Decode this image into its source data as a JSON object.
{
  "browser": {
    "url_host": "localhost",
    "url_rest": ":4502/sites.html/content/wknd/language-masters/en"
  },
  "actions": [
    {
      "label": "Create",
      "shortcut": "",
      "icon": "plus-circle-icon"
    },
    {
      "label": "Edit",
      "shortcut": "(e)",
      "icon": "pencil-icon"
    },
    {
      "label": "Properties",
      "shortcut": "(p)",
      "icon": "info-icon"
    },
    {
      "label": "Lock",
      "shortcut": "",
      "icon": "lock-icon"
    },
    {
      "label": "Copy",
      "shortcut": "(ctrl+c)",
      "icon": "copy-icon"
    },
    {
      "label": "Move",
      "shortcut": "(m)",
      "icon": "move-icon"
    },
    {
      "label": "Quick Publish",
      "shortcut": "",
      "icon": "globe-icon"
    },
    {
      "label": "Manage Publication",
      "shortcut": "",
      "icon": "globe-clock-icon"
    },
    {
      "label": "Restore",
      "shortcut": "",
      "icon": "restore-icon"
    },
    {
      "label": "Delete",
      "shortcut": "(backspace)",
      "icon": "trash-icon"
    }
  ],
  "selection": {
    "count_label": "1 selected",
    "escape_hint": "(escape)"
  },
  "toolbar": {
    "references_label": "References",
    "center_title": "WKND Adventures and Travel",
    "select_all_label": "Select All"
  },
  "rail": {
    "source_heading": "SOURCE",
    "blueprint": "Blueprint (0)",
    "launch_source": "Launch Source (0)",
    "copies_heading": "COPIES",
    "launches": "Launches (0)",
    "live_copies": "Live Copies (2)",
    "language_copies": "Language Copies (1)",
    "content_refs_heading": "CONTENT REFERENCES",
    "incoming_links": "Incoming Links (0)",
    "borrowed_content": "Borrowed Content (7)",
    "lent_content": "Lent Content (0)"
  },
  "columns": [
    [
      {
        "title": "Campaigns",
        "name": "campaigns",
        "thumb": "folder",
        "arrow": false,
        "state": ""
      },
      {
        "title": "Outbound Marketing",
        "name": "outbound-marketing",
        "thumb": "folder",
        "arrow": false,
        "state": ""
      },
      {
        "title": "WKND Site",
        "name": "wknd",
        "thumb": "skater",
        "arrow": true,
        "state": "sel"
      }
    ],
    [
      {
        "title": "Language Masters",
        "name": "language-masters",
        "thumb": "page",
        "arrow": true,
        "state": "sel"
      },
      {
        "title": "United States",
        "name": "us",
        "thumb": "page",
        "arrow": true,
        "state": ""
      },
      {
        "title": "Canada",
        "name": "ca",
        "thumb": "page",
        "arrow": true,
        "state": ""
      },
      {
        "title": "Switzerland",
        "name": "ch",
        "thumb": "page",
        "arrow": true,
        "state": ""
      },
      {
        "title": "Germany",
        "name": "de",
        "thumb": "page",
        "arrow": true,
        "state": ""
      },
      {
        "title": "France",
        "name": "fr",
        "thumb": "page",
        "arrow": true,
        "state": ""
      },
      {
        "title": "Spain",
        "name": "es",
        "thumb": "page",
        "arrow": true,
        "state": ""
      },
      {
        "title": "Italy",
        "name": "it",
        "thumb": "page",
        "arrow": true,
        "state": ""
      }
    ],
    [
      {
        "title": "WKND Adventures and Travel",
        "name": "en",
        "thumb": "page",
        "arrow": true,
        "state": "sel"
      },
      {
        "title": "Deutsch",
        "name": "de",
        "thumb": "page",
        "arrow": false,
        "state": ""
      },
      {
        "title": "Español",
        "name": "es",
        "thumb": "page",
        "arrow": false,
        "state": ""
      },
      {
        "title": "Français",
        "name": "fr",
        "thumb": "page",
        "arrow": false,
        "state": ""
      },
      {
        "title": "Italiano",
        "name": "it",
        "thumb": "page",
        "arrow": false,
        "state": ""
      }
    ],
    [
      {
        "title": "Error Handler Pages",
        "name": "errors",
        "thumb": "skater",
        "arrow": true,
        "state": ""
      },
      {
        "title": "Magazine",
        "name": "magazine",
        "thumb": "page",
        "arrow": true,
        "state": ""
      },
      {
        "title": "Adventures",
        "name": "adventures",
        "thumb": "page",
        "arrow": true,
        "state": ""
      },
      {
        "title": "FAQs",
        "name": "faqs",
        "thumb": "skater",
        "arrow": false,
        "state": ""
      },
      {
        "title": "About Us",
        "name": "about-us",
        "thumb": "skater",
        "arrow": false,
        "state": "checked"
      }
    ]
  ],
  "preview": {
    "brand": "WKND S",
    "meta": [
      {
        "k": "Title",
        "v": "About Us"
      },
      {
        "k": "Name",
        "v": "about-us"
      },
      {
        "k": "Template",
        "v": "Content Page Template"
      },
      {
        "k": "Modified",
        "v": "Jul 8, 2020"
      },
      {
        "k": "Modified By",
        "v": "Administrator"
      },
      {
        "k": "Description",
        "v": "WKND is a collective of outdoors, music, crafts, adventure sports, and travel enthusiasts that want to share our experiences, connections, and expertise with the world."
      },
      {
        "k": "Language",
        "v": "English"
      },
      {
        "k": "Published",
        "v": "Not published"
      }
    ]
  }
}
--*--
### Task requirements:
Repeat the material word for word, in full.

### Output of the exercise:
Decode this image into its source data as a JSON object.
{
  "browser": {
    "url_host": "localhost",
    "url_rest": ":4502/sites.html/content/wknd/language-masters/en"
  },
  "actions": [
    {
      "label": "Create",
      "shortcut": "",
      "icon": "plus-circle-icon"
    },
    {
      "label": "Edit",
      "shortcut": "(e)",
      "icon": "pencil-icon"
    },
    {
      "label": "Properties",
      "shortcut": "(p)",
      "icon": "info-icon"
    },
    {
      "label": "Lock",
      "shortcut": "",
      "icon": "lock-icon"
    },
    {
      "label": "Copy",
      "shortcut": "(ctrl+c)",
      "icon": "copy-icon"
    },
    {
      "label": "Move",
      "shortcut": "(m)",
      "icon": "move-icon"
    },
    {
      "label": "Quick Publish",
      "shortcut": "",
      "icon": "globe-icon"
    },
    {
      "label": "Manage Publication",
      "shortcut": "",
      "icon": "globe-clock-icon"
    },
    {
      "label": "Restore",
      "shortcut": "",
      "icon": "restore-icon"
    },
    {
      "label": "Delete",
      "shortcut": "(backspace)",
      "icon": "trash-icon"
    }
  ],
  "selection": {
    "count_label": "1 selected",
    "escape_hint": "(escape)"
  },
  "toolbar": {
    "references_label": "References",
    "center_title": "WKND Adventures and Travel",
    "select_all_label": "Select All"
  },
  "rail": {
    "source_heading": "SOURCE",
    "blueprint": "Blueprint (0)",
    "launch_source": "Launch Source (0)",
    "copies_heading": "COPIES",
    "launches": "Launches (0)",
    "live_copies": "Live Copies (2)",
    "language_copies": "Language Copies (1)",
    "content_refs_heading": "CONTENT REFERENCES",
    "incoming_links": "Incoming Links (0)",
    "borrowed_content": "Borrowed Content (7)",
    "lent_content": "Lent Content (0)"
  },
  "columns": [
    [
      {
        "title": "Campaigns",
        "name": "campaigns",
        "thumb": "folder",
        "arrow": false,
        "state": ""
      },
      {
        "title": "Outbound Marketing",
        "name": "outbound-marketing",
        "thumb": "folder",
        "arrow": false,
        "state": ""
      },
      {
        "title": "WKND Site",
        "name": "wknd",
        "thumb": "skater",
        "arrow": true,
        "state": "sel"
      }
    ],
    [
      {
        "title": "Language Masters",
        "name": "language-masters",
        "thumb": "page",
        "arrow": true,
        "state": "sel"
      },
      {
        "title": "United States",
        "name": "us",
        "thumb": "page",
        "arrow": true,
        "state": ""
      },
      {
        "title": "Canada",
        "name": "ca",
        "thumb": "page",
        "arrow": true,
        "state": ""
      },
      {
        "title": "Switzerland",
        "name": "ch",
        "thumb": "page",
        "arrow": true,
        "state": ""
      },
      {
        "title": "Germany",
        "name": "de",
        "thumb": "page",
        "arrow": true,
        "state": ""
      },
      {
        "title": "France",
        "name": "fr",
        "thumb": "page",
        "arrow": true,
        "state": ""
      },
      {
        "title": "Spain",
        "name": "es",
        "thumb": "page",
        "arrow": true,
        "state": ""
      },
      {
        "title": "Italy",
        "name": "it",
        "thumb": "page",
        "arrow": true,
        "state": ""
      }
    ],
    [
      {
        "title": "WKND Adventures and Travel",
        "name": "en",
        "thumb": "page",
        "arrow": true,
        "state": "sel"
      },
      {
        "title": "Deutsch",
        "name": "de",
        "thumb": "page",
        "arrow": false,
        "state": ""
      },
      {
        "title": "Español",
        "name": "es",
        "thumb": "page",
        "arrow": false,
        "state": ""
      },
      {
        "title": "Français",
        "name": "fr",
        "thumb": "page",
        "arrow": false,
        "state": ""
      },
      {
        "title": "Italiano",
        "name": "it",
        "thumb": "page",
        "arrow": false,
        "state": ""
      }
    ],
    [
      {
        "title": "Error Handler Pages",
        "name": "errors",
        "thumb": "skater",
        "arrow": true,
        "state": ""
      },
      {
        "title": "Magazine",
        "name": "magazine",
        "thumb": "page",
        "arrow": true,
        "state": ""
      },
      {
        "title": "Adventures",
        "name": "adventures",
        "thumb": "page",
        "arrow": true,
        "state": ""
      },
      {
        "title": "FAQs",
        "name": "faqs",
        "thumb": "skater",
        "arrow": false,
        "state": ""
      },
      {
        "title": "About Us",
        "name": "about-us",
        "thumb": "skater",
        "arrow": false,
        "state": "checked"
      }
    ]
  ],
  "preview": {
    "brand": "WKND S",
    "meta": [
      {
        "k": "Title",
        "v": "About Us"
      },
      {
        "k": "Name",
        "v": "about-us"
      },
      {
        "k": "Template",
        "v": "Content Page Template"
      },
      {
        "k": "Modified",
        "v": "Jul 8, 2020"
      },
      {
        "k": "Modified By",
        "v": "Administrator"
      },
      {
        "k": "Description",
        "v": "WKND is a collective of outdoors, music, crafts, adventure sports, and travel enthusiasts that want to share our experiences, connections, and expertise with the world."
      },
      {
        "k": "Language",
        "v": "English"
      },
      {
        "k": "Published",
        "v": "Not published"
      }
    ]
  }
}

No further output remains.